Antiepileptic drugs, insomnia, and obstructive sleep apnea may all affect the already complicated relationship between epilepsy and sleep.
As part of the Neuroendocrinology Special Interest Group session at the 2016 American Epilepsy Society Annual Meeting, Dr. Amy Z. Crepeau, Assistant Professor of Neurology at the Mayo Clinic Arizona, presented “Emerging Clinical Aspects of Sleep in Epilepsy.”
Dr. Crepeau began by summarizing recent literature regarding the effects of antiepileptic drugs (AEDs) on sleep architecture. Some AEDs, such as phenobarbital and phenytoin, reduce sleep quality, as indicated by decreased restorative slow wave sleep and/or random eye movement sleep. Other AEDs, such as gabapentin and pregabalin, appear to improve sleep quality, whereas topiramate and vigabatrin have minimal or no effect on sleep architecture.
Dr. Crepeau also discussed the effects of some nonpharmacologic treatments. She noted that although a recent study showed no objective improvement in sleep architecture after epilepsy surgery when all patients were considered, total sleep time improved in the subgroup of patients whose surgery was successful.
Vagal nerve stimulation (VNS) was also discussed. Despite limited evidence suggesting that VNS may improve sleep architecture, Dr. Crepeau emphasized that VNS can increase sleep-disordered breathing in patients with obstructive sleep apnea (OSA). Possible explanations include activation of vocal cord adduction, changes in laryngeal motility, and/or changes in brainstem activity.
The issue of OSA has special relevance, as there is a strong association between epilepsy and OSA. Dr. Crepeau noted that adults with epilepsy have an increased prevalence of OSA (10% overall and up to 30% in those with refractory epilepsy) and individuals with OSA have an increased prevalence of epilepsy. Thus, the possibility of OSA should be considered in all patients with epilepsy. Dr. Crepeau recommended the STOP-Bang questionnaire as a useful screening tool for OSA. Screening is particularly important if VNS is being considered.
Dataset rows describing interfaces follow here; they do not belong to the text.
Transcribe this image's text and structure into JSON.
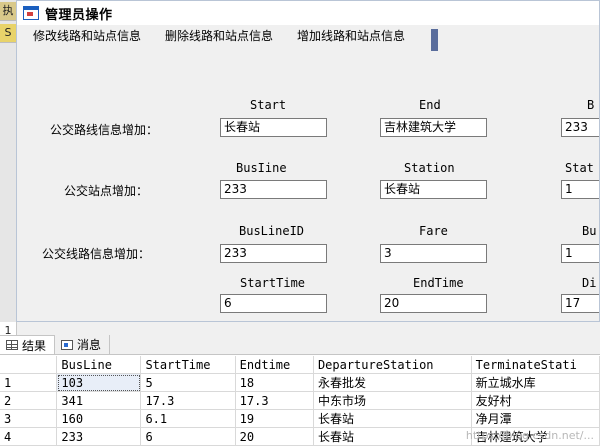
{
  "ide": {
    "tab1": "执",
    "tab2": "S",
    "tab3": "1"
  },
  "window": {
    "title": "管理员操作",
    "menu": [
      "修改线路和站点信息",
      "删除线路和站点信息",
      "增加线路和站点信息"
    ]
  },
  "form": {
    "route_add": {
      "label": "公交路线信息增加：",
      "fields": [
        {
          "header": "Start",
          "value": "长春站"
        },
        {
          "header": "End",
          "value": "吉林建筑大学"
        },
        {
          "header": "B",
          "value": "233"
        }
      ]
    },
    "station_add": {
      "label": "公交站点增加：",
      "fields": [
        {
          "header": "BusIine",
          "value": "233"
        },
        {
          "header": "Station",
          "value": "长春站"
        },
        {
          "header": "Stat",
          "value": "1"
        }
      ]
    },
    "line_info_add": {
      "label": "公交线路信息增加：",
      "fields": [
        {
          "header": "BusLineID",
          "value": "233"
        },
        {
          "header": "Fare",
          "value": "3"
        },
        {
          "header": "Bu",
          "value": "1"
        },
        {
          "header": "StartTime",
          "value": "6"
        },
        {
          "header": "EndTime",
          "value": "20"
        },
        {
          "header": "Di",
          "value": "17"
        }
      ]
    }
  },
  "results": {
    "tabs": [
      "结果",
      "消息"
    ],
    "columns": [
      "",
      "BusLine",
      "StartTime",
      "Endtime",
      "DepartureStation",
      "TerminateStati"
    ],
    "rows": [
      [
        "1",
        "103",
        "5",
        "18",
        "永春批发",
        "新立城水库"
      ],
      [
        "2",
        "341",
        "17.3",
        "17.3",
        "中东市场",
        "友好村"
      ],
      [
        "3",
        "160",
        "6.1",
        "19",
        "长春站",
        "净月潭"
      ],
      [
        "4",
        "233",
        "6",
        "20",
        "长春站",
        "吉林建筑大学"
      ]
    ]
  },
  "watermark": "https://blog.csdn.net/..."
}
Dr. Crepeau also described the close association between epilepsy and insomnia. Approximately 25% to 55% of people with epilepsy have insomnia. In turn, insomnia is associated with reduced seizure control. The cause and effect relationship is unclear – do increased seizures cause insomnia or does insomnia increase the frequency of seizures? Or perhaps, as suggested by Dr. Rama Maganti (another presenter at the session), both factors work in concert to produce a vicious cycle, with seizures causing disrupted sleep, then sleep deprivation leading to further increases in seizure activity.
Strategies to treat sleep disorders in patients with epilepsy were likewise discussed. Dr. Crepeau noted that in patients with OSA, continuous positive airway pressure has been convincingly demonstrated to improve seizure control.
Melatonin has been suggested as a treatment for insomnia in people with epilepsy, based in part on findings that individuals with epilepsy have lower salivary melatonin levels. This is an attractive strategy because of its lack of significant side effects. Dr. Crepeau discussed two studies involving children with epilepsy that demonstrated improved sleep quality with melatonin. However, she noted that these were short-duration studies and the long-term effectiveness remains uncertain.
Poor sleep hygiene may also contribute to insomnia. A recent survey reported that sleep hygiene was poor in adults with epilepsy, but it was also poor in adults without epilepsy. Nevertheless, Dr. Crepeau indicated that it is reasonable to educate patients with epilepsy and their families about strategies to improve sleep hygiene.
Dr. Crepeau also discussed the close association between insomnia and mood disorders, especially depression. Thus, when confronted with a patient with epilepsy who has insomnia, the presence of concomitant depression should be considered.
Reddy DS, coordinator, Special Interest Group: Neuroendocrinology, 2016, American Epilepsy Society Annual Meeting, www.aesnet.org.